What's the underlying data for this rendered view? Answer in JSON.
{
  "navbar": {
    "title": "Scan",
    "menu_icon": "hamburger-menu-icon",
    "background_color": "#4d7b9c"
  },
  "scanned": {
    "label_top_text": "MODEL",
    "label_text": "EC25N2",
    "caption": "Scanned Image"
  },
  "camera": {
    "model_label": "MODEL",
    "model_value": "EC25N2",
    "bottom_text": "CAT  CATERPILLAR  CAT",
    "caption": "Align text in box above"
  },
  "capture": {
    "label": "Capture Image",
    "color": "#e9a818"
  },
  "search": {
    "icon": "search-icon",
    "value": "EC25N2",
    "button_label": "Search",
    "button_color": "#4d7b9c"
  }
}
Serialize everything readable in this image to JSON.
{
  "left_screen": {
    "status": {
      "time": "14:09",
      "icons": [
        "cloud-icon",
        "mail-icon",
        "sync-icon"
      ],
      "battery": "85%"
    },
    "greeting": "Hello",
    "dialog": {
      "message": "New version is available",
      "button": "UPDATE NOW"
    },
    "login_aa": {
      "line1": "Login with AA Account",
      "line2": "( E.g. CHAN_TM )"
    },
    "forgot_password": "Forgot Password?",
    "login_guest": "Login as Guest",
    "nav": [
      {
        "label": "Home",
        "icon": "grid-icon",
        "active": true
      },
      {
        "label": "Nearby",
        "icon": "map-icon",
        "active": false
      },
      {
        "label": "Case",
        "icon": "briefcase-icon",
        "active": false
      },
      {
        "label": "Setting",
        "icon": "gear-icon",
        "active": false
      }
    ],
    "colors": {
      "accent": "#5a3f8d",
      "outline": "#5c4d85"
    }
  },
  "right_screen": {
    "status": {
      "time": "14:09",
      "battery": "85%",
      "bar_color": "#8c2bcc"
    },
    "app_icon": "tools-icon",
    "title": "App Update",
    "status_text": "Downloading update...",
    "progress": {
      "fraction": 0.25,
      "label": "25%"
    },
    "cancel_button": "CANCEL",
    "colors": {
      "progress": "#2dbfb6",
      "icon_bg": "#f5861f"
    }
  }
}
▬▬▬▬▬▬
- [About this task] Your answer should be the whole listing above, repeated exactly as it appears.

- [Task answer]
What's the underlying data for this rendered view? Answer in JSON.
{
  "navbar": {
    "title": "Scan",
    "menu_icon": "hamburger-menu-icon",
    "background_color": "#4d7b9c"
  },
  "scanned": {
    "label_top_text": "MODEL",
    "label_text": "EC25N2",
    "caption": "Scanned Image"
  },
  "camera": {
    "model_label": "MODEL",
    "model_value": "EC25N2",
    "bottom_text": "CAT  CATERPILLAR  CAT",
    "caption": "Align text in box above"
  },
  "capture": {
    "label": "Capture Image",
    "color": "#e9a818"
  },
  "search": {
    "icon": "search-icon",
    "value": "EC25N2",
    "button_label": "Search",
    "button_color": "#4d7b9c"
  }
}
Serialize everything readable in this image to JSON.
{
  "left_screen": {
    "status": {
      "time": "14:09",
      "icons": [
        "cloud-icon",
        "mail-icon",
        "sync-icon"
      ],
      "battery": "85%"
    },
    "greeting": "Hello",
    "dialog": {
      "message": "New version is available",
      "button": "UPDATE NOW"
    },
    "login_aa": {
      "line1": "Login with AA Account",
      "line2": "( E.g. CHAN_TM )"
    },
    "forgot_password": "Forgot Password?",
    "login_guest": "Login as Guest",
    "nav": [
      {
        "label": "Home",
        "icon": "grid-icon",
        "active": true
      },
      {
        "label": "Nearby",
        "icon": "map-icon",
        "active": false
      },
      {
        "label": "Case",
        "icon": "briefcase-icon",
        "active": false
      },
      {
        "label": "Setting",
        "icon": "gear-icon",
        "active": false
      }
    ],
    "colors": {
      "accent": "#5a3f8d",
      "outline": "#5c4d85"
    }
  },
  "right_screen": {
    "status": {
      "time": "14:09",
      "battery": "85%",
      "bar_color": "#8c2bcc"
    },
    "app_icon": "tools-icon",
    "title": "App Update",
    "status_text": "Downloading update...",
    "progress": {
      "fraction": 0.25,
      "label": "25%"
    },
    "cancel_button": "CANCEL",
    "colors": {
      "progress": "#2dbfb6",
      "icon_bg": "#f5861f"
    }
  }
}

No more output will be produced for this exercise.